What is a Casino?

A casino is a public place where many types of games of chance are played. Casinos are also known for hosting live entertainment such as stand-up comedy, concerts, and sports events. Some casinos are combined with hotels, resorts, and restaurants.

The casinos are designed to lure gamblers in with the promise of riches and excitement. They use flashing lights and bright colors to create a mood that is uplifting and cheerful. They serve alcoholic drinks to gamblers, who are encouraged to shout encouragement. Waiters float through the casino with drinks and snacks. Casinos do not put clocks on the walls, as it would be an extreme fire hazard, but they use colored floors and walls to make it difficult for gamblers to keep track of time.

There is one certainty in gambling: The house always wins. Each game has a built in statistical advantage that ensures the casino will profit from the millions of bets placed by casino patrons. This advantage is typically less than two percent, but it adds up over the years and allows the casino to build elaborate hotels, fountains, towers, and replicas of famous landmarks.

Something about the environment of a casino encourages people to cheat, steal and scam their way into a jackpot, and it is therefore very important that casinos spend a significant amount of money on security.

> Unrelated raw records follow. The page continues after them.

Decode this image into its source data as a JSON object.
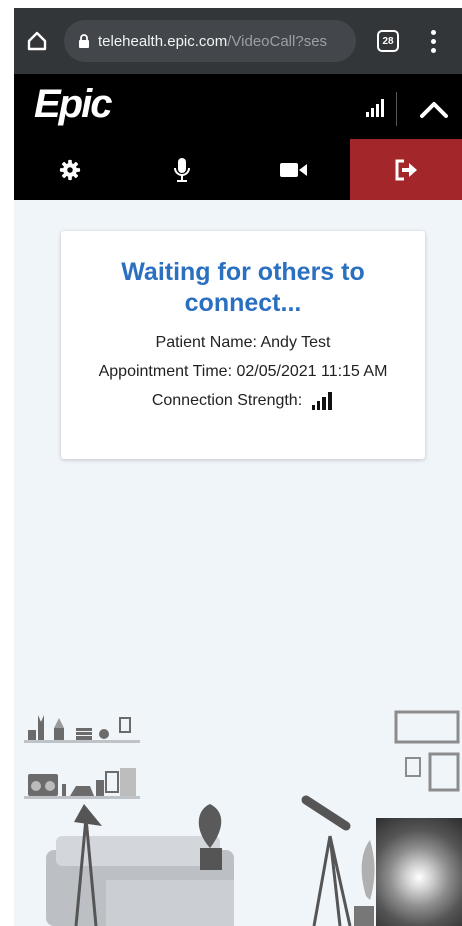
{
  "browser": {
    "url_host": "telehealth.epic.com",
    "url_path": "/VideoCall?ses",
    "tab_count": "28"
  },
  "header": {
    "logo_text": "Epic"
  },
  "controls": [
    {
      "name": "settings",
      "icon": "gear-icon"
    },
    {
      "name": "microphone",
      "icon": "microphone-icon"
    },
    {
      "name": "camera",
      "icon": "video-camera-icon"
    },
    {
      "name": "leave",
      "icon": "exit-icon",
      "color": "#a3262a"
    }
  ],
  "card": {
    "title": "Waiting for others to connect...",
    "patient_name": "Patient Name: Andy Test",
    "appointment_time": "Appointment Time: 02/05/2021 11:15 AM",
    "connection_label": "Connection Strength:"
  },
  "colors": {
    "title_blue": "#2a6fc0",
    "leave_red": "#a3262a",
    "background": "#f0f5fa"
  }
}
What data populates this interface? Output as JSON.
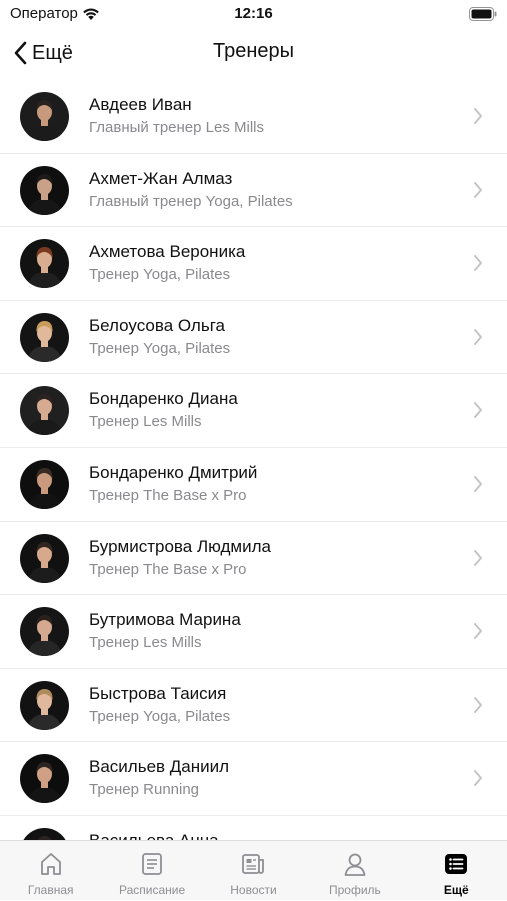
{
  "status": {
    "carrier": "Оператор",
    "time": "12:16"
  },
  "nav": {
    "back_label": "Ещё",
    "title": "Тренеры"
  },
  "trainers": [
    {
      "name": "Авдеев Иван",
      "role": "Главный тренер Les Mills",
      "skin": "#c79a7e",
      "hair": "#2a2220",
      "shirt": "#1b1b1b",
      "bg": "#1c1c1c"
    },
    {
      "name": "Ахмет-Жан Алмаз",
      "role": "Главный тренер Yoga, Pilates",
      "skin": "#c9a188",
      "hair": "#1e1a18",
      "shirt": "#161616",
      "bg": "#0f0f0f"
    },
    {
      "name": "Ахметова Вероника",
      "role": "Тренер Yoga, Pilates",
      "skin": "#d9ad90",
      "hair": "#7a3a22",
      "shirt": "#1f1f1f",
      "bg": "#121212"
    },
    {
      "name": "Белоусова Ольга",
      "role": "Тренер Yoga, Pilates",
      "skin": "#e0b89a",
      "hair": "#c99b5a",
      "shirt": "#2a2a2a",
      "bg": "#141414"
    },
    {
      "name": "Бондаренко Диана",
      "role": "Тренер Les Mills",
      "skin": "#d6ab91",
      "hair": "#2b2320",
      "shirt": "#1a1a1a",
      "bg": "#202020"
    },
    {
      "name": "Бондаренко Дмитрий",
      "role": "Тренер The Base x Pro",
      "skin": "#c99a7e",
      "hair": "#3a2c24",
      "shirt": "#121212",
      "bg": "#0e0e0e"
    },
    {
      "name": "Бурмистрова Людмила",
      "role": "Тренер The Base x Pro",
      "skin": "#d6a98c",
      "hair": "#2f2420",
      "shirt": "#1c1c1c",
      "bg": "#111111"
    },
    {
      "name": "Бутримова Марина",
      "role": "Тренер Les Mills",
      "skin": "#d4a98f",
      "hair": "#2a211d",
      "shirt": "#262626",
      "bg": "#151515"
    },
    {
      "name": "Быстрова Таисия",
      "role": "Тренер Yoga, Pilates",
      "skin": "#e0b89e",
      "hair": "#b08b5c",
      "shirt": "#2a2a2a",
      "bg": "#121212"
    },
    {
      "name": "Васильев Даниил",
      "role": "Тренер Running",
      "skin": "#cfa086",
      "hair": "#2c2420",
      "shirt": "#141414",
      "bg": "#0d0d0d"
    },
    {
      "name": "Васильева Анна",
      "role": "",
      "skin": "#d8ad93",
      "hair": "#2a2220",
      "shirt": "#1a1a1a",
      "bg": "#121212"
    }
  ],
  "tabs": [
    {
      "label": "Главная",
      "icon": "home-icon",
      "active": false
    },
    {
      "label": "Расписание",
      "icon": "schedule-icon",
      "active": false
    },
    {
      "label": "Новости",
      "icon": "news-icon",
      "active": false
    },
    {
      "label": "Профиль",
      "icon": "profile-icon",
      "active": false
    },
    {
      "label": "Ещё",
      "icon": "more-icon",
      "active": true
    }
  ],
  "colors": {
    "text": "#111111",
    "secondary": "#8a8a8e",
    "chevron": "#c4c4c7",
    "tab_inactive": "#8e8e93",
    "tab_active": "#000000"
  }
}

Modern technology has allowed casinos to monitor and supervise their games electronically, such as chip tracking (where each bet is recorded on a database minute-by-minute) or roulette wheels that are monitored regularly to spot any statistical deviation from expected results.